• [What is being asked]: Please count the lines with the word "medicine" in the material below, then state the number by itself.

• [Record set]:
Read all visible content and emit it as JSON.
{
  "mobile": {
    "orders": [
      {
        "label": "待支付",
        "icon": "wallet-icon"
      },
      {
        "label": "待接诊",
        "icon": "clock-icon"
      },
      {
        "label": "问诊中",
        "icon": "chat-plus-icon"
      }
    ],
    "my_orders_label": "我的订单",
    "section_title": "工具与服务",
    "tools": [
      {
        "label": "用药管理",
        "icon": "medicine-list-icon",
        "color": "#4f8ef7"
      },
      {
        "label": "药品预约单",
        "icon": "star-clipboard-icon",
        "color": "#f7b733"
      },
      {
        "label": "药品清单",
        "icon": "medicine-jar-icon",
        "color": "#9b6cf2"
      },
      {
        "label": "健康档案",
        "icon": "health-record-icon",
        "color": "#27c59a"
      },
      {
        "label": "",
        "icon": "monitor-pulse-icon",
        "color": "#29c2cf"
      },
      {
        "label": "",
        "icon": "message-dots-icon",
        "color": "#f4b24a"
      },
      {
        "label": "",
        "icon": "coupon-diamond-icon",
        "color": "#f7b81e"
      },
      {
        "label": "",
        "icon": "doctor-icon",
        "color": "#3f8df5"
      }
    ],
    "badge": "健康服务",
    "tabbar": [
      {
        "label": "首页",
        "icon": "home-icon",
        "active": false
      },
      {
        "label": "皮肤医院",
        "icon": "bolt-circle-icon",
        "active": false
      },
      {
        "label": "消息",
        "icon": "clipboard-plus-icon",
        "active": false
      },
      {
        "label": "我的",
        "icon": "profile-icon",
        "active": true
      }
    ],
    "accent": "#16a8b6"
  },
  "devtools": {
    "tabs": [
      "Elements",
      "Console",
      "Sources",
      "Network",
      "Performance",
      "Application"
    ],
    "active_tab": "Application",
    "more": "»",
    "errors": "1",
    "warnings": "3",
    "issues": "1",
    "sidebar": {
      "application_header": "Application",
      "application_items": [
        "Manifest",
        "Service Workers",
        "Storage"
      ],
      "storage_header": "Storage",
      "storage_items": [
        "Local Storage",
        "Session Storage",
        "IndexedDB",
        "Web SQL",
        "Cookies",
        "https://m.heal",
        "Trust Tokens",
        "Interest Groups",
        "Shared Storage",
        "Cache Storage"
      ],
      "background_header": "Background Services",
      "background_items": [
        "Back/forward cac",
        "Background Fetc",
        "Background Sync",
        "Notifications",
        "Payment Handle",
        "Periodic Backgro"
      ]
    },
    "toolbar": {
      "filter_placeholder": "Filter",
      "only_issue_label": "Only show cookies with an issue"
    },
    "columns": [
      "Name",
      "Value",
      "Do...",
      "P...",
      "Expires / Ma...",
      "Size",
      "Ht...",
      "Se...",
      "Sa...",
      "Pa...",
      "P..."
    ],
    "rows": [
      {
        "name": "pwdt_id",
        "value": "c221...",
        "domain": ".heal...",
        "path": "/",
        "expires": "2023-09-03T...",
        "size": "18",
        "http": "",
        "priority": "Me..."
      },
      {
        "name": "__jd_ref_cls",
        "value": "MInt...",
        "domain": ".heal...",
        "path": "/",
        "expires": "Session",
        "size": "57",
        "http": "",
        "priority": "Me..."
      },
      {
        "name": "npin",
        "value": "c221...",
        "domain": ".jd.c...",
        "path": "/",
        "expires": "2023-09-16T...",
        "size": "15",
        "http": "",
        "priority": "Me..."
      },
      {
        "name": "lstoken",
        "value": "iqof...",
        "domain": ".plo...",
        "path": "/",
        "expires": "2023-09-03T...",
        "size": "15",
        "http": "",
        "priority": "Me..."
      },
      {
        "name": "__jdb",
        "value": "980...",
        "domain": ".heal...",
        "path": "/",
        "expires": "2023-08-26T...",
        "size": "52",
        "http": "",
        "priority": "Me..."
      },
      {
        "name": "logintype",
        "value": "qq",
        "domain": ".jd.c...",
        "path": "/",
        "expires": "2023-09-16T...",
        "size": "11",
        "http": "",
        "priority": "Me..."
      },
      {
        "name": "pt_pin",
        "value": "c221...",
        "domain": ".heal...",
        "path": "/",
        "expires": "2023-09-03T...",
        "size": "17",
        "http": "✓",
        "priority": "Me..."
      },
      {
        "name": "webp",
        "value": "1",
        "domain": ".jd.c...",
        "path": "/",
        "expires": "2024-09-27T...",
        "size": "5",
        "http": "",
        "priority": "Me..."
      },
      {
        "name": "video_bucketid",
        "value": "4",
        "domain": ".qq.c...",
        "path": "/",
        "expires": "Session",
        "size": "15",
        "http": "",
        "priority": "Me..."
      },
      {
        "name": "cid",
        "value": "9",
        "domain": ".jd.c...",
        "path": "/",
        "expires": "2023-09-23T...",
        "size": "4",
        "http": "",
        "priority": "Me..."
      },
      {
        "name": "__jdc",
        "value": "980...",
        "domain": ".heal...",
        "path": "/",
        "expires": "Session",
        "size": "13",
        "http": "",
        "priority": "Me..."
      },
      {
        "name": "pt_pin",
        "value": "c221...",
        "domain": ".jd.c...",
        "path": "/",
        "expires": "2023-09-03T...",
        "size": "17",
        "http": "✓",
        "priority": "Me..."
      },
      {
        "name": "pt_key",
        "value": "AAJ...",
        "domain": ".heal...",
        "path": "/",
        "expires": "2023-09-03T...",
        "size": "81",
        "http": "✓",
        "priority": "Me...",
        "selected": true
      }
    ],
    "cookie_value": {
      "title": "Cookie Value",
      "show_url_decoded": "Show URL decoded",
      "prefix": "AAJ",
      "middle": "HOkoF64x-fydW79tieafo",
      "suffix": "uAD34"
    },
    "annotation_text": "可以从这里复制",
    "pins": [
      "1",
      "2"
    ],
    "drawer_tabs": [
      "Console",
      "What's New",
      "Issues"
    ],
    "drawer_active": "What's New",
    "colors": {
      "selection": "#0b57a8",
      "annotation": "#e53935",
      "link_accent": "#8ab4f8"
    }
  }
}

• [Exercise answer]: 2